▶ [EXERCISE DATA]
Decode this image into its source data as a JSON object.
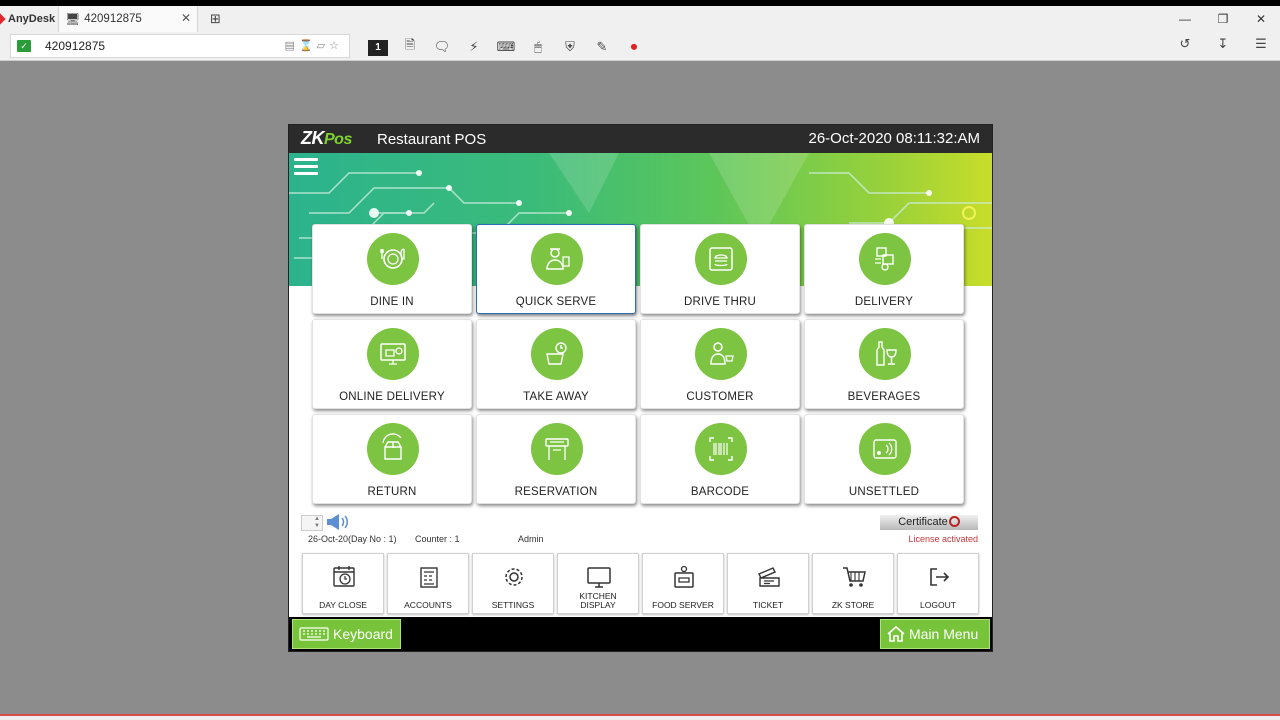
{
  "anydesk": {
    "brand": "AnyDesk",
    "tab_title": "420912875",
    "address": "420912875",
    "session_number": "1"
  },
  "pos": {
    "logo_zk": "ZK",
    "logo_pos": "Pos",
    "app_title": "Restaurant POS",
    "datetime": "26-Oct-2020 08:11:32:AM",
    "tiles": [
      {
        "label": "DINE IN",
        "icon": "dine-in-icon"
      },
      {
        "label": "QUICK SERVE",
        "icon": "quick-serve-icon"
      },
      {
        "label": "DRIVE THRU",
        "icon": "drive-thru-icon"
      },
      {
        "label": "DELIVERY",
        "icon": "delivery-icon"
      },
      {
        "label": "ONLINE DELIVERY",
        "icon": "online-delivery-icon"
      },
      {
        "label": "TAKE AWAY",
        "icon": "take-away-icon"
      },
      {
        "label": "CUSTOMER",
        "icon": "customer-icon"
      },
      {
        "label": "BEVERAGES",
        "icon": "beverages-icon"
      },
      {
        "label": "RETURN",
        "icon": "return-icon"
      },
      {
        "label": "RESERVATION",
        "icon": "reservation-icon"
      },
      {
        "label": "BARCODE",
        "icon": "barcode-icon"
      },
      {
        "label": "UNSETTLED",
        "icon": "unsettled-icon"
      }
    ],
    "status": {
      "day_info": "26-Oct-20(Day No : 1)",
      "counter": "Counter : 1",
      "user": "Admin",
      "certificate": "Certificate",
      "license": "License activated"
    },
    "actions": [
      {
        "label": "DAY CLOSE",
        "icon": "day-close-icon"
      },
      {
        "label": "ACCOUNTS",
        "icon": "accounts-icon"
      },
      {
        "label": "SETTINGS",
        "icon": "settings-icon"
      },
      {
        "label": "KITCHEN\nDISPLAY",
        "icon": "kitchen-display-icon"
      },
      {
        "label": "FOOD SERVER",
        "icon": "food-server-icon"
      },
      {
        "label": "TICKET",
        "icon": "ticket-icon"
      },
      {
        "label": "ZK STORE",
        "icon": "zk-store-icon"
      },
      {
        "label": "LOGOUT",
        "icon": "logout-icon"
      }
    ],
    "footer": {
      "keyboard": "Keyboard",
      "main_menu": "Main Menu"
    },
    "colors": {
      "accent_green": "#7cc442",
      "title_bar": "#2b2b2b",
      "license_red": "#c23a3a"
    }
  }
}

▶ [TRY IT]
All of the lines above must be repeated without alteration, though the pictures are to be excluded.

▶ [YOUR SOLUTION]
Decode this image into its source data as a JSON object.
{
  "anydesk": {
    "brand": "AnyDesk",
    "tab_title": "420912875",
    "address": "420912875",
    "session_number": "1"
  },
  "pos": {
    "logo_zk": "ZK",
    "logo_pos": "Pos",
    "app_title": "Restaurant POS",
    "datetime": "26-Oct-2020 08:11:32:AM",
    "tiles": [
      {
        "label": "DINE IN",
        "icon": "dine-in-icon"
      },
      {
        "label": "QUICK SERVE",
        "icon": "quick-serve-icon"
      },
      {
        "label": "DRIVE THRU",
        "icon": "drive-thru-icon"
      },
      {
        "label": "DELIVERY",
        "icon": "delivery-icon"
      },
      {
        "label": "ONLINE DELIVERY",
        "icon": "online-delivery-icon"
      },
      {
        "label": "TAKE AWAY",
        "icon": "take-away-icon"
      },
      {
        "label": "CUSTOMER",
        "icon": "customer-icon"
      },
      {
        "label": "BEVERAGES",
        "icon": "beverages-icon"
      },
      {
        "label": "RETURN",
        "icon": "return-icon"
      },
      {
        "label": "RESERVATION",
        "icon": "reservation-icon"
      },
      {
        "label": "BARCODE",
        "icon": "barcode-icon"
      },
      {
        "label": "UNSETTLED",
        "icon": "unsettled-icon"
      }
    ],
    "status": {
      "day_info": "26-Oct-20(Day No : 1)",
      "counter": "Counter : 1",
      "user": "Admin",
      "certificate": "Certificate",
      "license": "License activated"
    },
    "actions": [
      {
        "label": "DAY CLOSE",
        "icon": "day-close-icon"
      },
      {
        "label": "ACCOUNTS",
        "icon": "accounts-icon"
      },
      {
        "label": "SETTINGS",
        "icon": "settings-icon"
      },
      {
        "label": "KITCHEN\nDISPLAY",
        "icon": "kitchen-display-icon"
      },
      {
        "label": "FOOD SERVER",
        "icon": "food-server-icon"
      },
      {
        "label": "TICKET",
        "icon": "ticket-icon"
      },
      {
        "label": "ZK STORE",
        "icon": "zk-store-icon"
      },
      {
        "label": "LOGOUT",
        "icon": "logout-icon"
      }
    ],
    "footer": {
      "keyboard": "Keyboard",
      "main_menu": "Main Menu"
    },
    "colors": {
      "accent_green": "#7cc442",
      "title_bar": "#2b2b2b",
      "license_red": "#c23a3a"
    }
  }
}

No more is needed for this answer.